). Lastly its possible for active players to attempt tasks with compatriots at the same location, utilising them to lock dice before rerolls. This means that by working together, utilising items and spells and attempting the right tasks with the right characters, you can vastly improve your chances of success and keeping safe your body and mind.
As players work to complete adventures before the Ancient Ones Doom track is filled, they constantly face mythos horrors drawn from the Monster cup/bag that increase the difficulty of tasks by adding or changing symbols. Also making life tricky are locked dice, where an Adventure or Mythos card (or even a Monster) can keep a dice out of play until a task is solved (or creature defeated etc. )If youre wondering whether everything happens within the confines of the Miskatonic Univerity, youll be pleased/horrified to discover that there is a second deck of Adventure cards Other World cards that come into play in various ways and allow players to travel and adventure through some of Lovecrafts less terrestrial locations.
These can often be more dangerous but usually yield far more Elder Signs than the usual museum fodder.The Low-downIf youve ever played the FFG game Age of War, then youll feel right at home with Elder Sign, but unlike Age of War there are plenty of ways to mitigate your luck so that you dont feel so frustratingly at the mercy of fate. It also gives you a more narrative reason to roll in the first place, although due to the practically illegible flavour text on the Adventure cards this could have been so much more immersive.
The game claims that it supports up to eight players, but Ive found it usually works best with no more than four to avoid too tedious a downtime between turns. Its a great two player game, and rocks a pretty good solo game too (yeah! Friday night!
Rocknroll!). Whether you enjoy Elder Sign is going to come down to the usual game considerations: theme, mechanics and play style.
If youre sick to death of Cthulhu games or have no interest in Lovecraft in the first place then the theme might fall flat, although if you treat it like a generic horror sleuthing game to save the world you should be fine. If you find dice-rolling randomness unappealing as a primary mechanic then you also might not give Elder Sign a second look, but I think youll find enough ways to mitigate your luck so as to make the experience feel somewhat tactical and not merely in the lap of the (Elder) Gods. Finally if you like your games merely competitive, then you might be turned off by Elder Signs co-operative nature to which Id perhaps suggest you not be such a curmudgeonly killjoy and show some love for your fellow geeks!
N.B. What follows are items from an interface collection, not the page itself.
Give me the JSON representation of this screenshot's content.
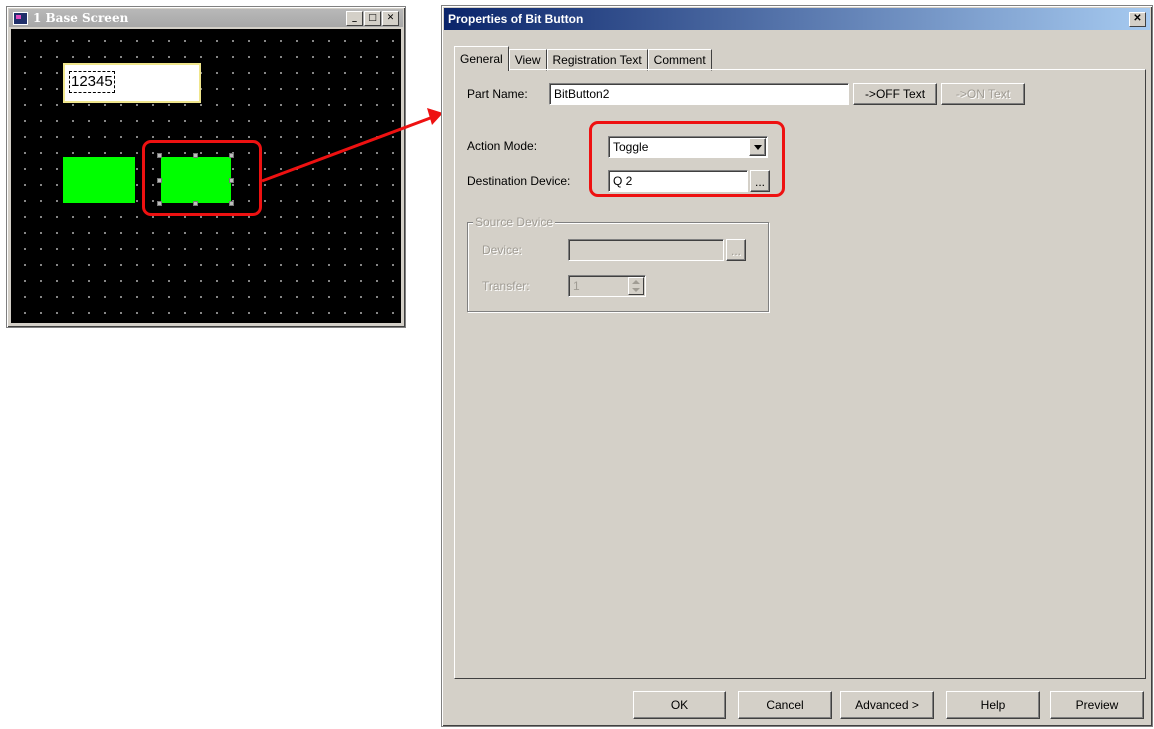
{
  "base_screen": {
    "title": "1  Base Screen",
    "number_display": "12345"
  },
  "dialog": {
    "title": "Properties of Bit Button",
    "tabs": [
      {
        "label": "General",
        "active": true
      },
      {
        "label": "View",
        "active": false
      },
      {
        "label": "Registration Text",
        "active": false
      },
      {
        "label": "Comment",
        "active": false
      }
    ],
    "part_name_label": "Part Name:",
    "part_name_value": "BitButton2",
    "off_text_button": "->OFF Text",
    "on_text_button": "->ON Text",
    "action_mode_label": "Action Mode:",
    "action_mode_value": "Toggle",
    "destination_device_label": "Destination Device:",
    "destination_device_value": "Q 2",
    "browse_button": "...",
    "source_device_group": "Source Device",
    "device_label": "Device:",
    "device_value": "",
    "transfer_label": "Transfer:",
    "transfer_value": "1",
    "footer_buttons": {
      "ok": "OK",
      "cancel": "Cancel",
      "advanced": "Advanced >",
      "help": "Help",
      "preview": "Preview"
    }
  },
  "colors": {
    "annotation": "#ee1111",
    "lamp": "#00ff00",
    "titlebar_start": "#0a246a",
    "titlebar_end": "#a6caf0"
  }
}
I find a lot to love about Elder Sign. Its a good medium weight choice regardless of whether Im looking for solo play or a game for a small group. Its thematic, the artwork is gorgeous, the components are top notch, and theres palpable suspense both when rolling the dice and as the clock ticks away towards seemingly inevitable doom.
It also doesnt take up much space compared to many Cthulhu game offerings so is great to pack away and enjoy either as a solo traveller or as a family/group.Its also supported by a number of excellent expansions that dont just add new content to the base game, but dynamically change it for the better, so if you like Elder Sign but feel its lacking a little something, then try mixing it up with Gates of Arkham or its fellow expansions, after all, what have you got to lose but your sanity?Pros:Fantastic components that weve come to expect from FFGGlorious artworkSolo playableGreat bang for buckWell supported with unique, game-changing expansionsCons:That flavour text font.
It may as well say I! I! Cthulhu fhtagn!
Doesnt necessarily scale well to the claimed higher player counts. The Unseen Forces and Gates of Arkham expansions changes the game so much for the better that theyre almost essential purchases